A complete response lists each line of the data below that includes the word "Elements".

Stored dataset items
=== Begin Enclosure ===

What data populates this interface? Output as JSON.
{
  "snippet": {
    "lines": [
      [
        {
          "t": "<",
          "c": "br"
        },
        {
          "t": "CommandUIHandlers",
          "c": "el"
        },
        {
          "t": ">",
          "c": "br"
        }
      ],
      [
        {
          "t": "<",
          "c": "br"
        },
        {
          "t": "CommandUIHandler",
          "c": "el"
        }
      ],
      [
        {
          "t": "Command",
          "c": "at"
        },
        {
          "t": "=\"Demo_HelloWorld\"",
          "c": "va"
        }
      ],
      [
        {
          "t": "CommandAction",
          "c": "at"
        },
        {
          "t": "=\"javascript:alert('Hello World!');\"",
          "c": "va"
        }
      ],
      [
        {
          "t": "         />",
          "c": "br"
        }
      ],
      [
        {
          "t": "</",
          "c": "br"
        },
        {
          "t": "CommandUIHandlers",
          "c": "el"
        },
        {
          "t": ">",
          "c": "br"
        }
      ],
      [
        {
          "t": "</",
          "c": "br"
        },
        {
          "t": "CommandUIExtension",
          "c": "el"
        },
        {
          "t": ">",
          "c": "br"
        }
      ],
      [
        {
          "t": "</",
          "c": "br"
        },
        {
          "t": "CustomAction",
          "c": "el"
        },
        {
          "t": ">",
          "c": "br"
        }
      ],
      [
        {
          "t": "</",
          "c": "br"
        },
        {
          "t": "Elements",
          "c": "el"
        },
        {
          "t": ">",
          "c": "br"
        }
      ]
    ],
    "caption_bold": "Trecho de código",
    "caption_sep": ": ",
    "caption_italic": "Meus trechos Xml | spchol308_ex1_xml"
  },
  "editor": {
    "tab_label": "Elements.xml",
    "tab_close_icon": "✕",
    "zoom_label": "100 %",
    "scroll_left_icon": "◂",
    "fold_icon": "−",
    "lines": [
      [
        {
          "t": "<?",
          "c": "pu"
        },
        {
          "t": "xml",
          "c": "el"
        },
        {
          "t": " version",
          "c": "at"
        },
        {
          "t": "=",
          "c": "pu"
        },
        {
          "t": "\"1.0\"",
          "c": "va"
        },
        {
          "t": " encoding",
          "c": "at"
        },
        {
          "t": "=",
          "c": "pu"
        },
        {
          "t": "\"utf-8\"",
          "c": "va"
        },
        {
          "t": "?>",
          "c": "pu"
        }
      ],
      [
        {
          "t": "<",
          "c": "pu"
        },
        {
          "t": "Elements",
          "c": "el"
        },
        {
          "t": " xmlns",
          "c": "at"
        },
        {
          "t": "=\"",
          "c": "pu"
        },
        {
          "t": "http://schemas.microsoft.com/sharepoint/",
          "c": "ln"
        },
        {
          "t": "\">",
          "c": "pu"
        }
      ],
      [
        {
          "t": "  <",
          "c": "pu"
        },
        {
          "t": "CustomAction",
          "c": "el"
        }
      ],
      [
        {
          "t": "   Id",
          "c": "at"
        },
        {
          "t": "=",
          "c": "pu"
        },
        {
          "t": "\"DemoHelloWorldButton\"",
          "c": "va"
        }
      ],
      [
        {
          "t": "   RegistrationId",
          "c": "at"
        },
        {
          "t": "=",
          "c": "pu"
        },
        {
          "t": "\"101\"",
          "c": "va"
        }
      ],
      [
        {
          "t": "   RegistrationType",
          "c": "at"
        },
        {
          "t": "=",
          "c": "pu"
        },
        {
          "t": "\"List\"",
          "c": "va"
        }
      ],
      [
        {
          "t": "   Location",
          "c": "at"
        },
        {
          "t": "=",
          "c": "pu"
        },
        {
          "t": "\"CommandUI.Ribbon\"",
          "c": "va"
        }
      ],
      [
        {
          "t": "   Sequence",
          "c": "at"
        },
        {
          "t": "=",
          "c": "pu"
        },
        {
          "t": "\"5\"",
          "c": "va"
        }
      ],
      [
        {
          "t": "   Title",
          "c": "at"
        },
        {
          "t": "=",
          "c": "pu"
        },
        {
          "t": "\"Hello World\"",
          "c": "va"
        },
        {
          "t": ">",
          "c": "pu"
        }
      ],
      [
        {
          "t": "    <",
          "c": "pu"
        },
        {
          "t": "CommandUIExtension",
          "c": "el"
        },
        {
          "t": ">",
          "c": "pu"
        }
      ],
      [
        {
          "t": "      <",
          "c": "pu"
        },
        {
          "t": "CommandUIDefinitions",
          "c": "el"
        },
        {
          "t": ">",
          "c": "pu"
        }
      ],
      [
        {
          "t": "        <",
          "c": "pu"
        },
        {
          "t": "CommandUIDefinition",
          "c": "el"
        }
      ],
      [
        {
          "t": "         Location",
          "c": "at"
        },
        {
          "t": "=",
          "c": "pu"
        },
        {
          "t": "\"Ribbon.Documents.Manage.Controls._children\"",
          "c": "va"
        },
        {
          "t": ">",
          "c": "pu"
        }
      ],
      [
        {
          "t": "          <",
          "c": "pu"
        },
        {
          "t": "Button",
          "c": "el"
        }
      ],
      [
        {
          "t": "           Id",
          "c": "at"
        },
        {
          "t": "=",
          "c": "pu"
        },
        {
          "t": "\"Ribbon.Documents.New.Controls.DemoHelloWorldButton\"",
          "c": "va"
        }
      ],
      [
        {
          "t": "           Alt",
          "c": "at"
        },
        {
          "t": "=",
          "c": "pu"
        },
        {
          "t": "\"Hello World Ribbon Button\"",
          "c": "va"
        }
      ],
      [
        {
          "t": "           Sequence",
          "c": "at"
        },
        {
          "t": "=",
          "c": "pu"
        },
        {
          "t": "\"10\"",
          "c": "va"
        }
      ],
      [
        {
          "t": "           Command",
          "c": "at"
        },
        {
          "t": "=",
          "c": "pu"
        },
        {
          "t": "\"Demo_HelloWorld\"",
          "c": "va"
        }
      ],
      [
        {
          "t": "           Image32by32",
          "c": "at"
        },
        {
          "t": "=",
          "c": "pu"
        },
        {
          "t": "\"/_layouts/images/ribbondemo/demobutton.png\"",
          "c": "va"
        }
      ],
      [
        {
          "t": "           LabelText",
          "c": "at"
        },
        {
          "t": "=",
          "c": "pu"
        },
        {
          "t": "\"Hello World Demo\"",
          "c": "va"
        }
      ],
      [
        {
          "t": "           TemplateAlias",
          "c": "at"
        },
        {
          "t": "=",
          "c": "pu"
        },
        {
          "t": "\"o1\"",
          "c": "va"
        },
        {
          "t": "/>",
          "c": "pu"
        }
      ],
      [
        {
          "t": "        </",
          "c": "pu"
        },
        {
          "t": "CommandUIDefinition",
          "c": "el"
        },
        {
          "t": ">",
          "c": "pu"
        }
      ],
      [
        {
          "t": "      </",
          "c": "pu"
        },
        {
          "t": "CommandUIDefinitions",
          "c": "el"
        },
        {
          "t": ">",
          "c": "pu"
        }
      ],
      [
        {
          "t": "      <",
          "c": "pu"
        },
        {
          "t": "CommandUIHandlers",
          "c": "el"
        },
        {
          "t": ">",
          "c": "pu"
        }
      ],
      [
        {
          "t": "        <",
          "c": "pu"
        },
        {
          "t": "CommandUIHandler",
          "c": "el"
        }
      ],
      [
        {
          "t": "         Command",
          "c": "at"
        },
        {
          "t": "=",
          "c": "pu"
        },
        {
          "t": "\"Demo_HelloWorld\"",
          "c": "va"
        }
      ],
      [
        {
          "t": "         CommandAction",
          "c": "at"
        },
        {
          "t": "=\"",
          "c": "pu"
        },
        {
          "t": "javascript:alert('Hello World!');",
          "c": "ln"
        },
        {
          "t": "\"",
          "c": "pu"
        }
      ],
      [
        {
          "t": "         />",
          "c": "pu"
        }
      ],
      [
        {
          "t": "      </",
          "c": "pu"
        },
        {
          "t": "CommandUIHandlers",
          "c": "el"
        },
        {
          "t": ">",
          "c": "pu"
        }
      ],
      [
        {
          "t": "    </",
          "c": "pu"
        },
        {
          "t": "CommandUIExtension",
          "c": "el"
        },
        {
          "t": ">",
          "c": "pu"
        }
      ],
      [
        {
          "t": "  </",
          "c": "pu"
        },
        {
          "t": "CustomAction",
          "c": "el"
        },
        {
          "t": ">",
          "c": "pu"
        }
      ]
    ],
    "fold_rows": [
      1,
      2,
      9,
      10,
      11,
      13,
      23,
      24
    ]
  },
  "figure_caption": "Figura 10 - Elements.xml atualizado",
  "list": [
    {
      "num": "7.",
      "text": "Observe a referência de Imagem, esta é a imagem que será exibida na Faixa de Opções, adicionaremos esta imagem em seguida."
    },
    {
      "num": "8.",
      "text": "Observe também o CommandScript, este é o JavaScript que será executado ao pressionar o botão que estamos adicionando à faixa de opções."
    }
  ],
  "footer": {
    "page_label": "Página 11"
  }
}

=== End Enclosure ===

> REPLY TO THE TASK
          "t": "Elements",
    "tab_label": "Elements.xml",
          "t": "Elements",
  "figure_caption": "Figura 10 - Elements.xml atualizado",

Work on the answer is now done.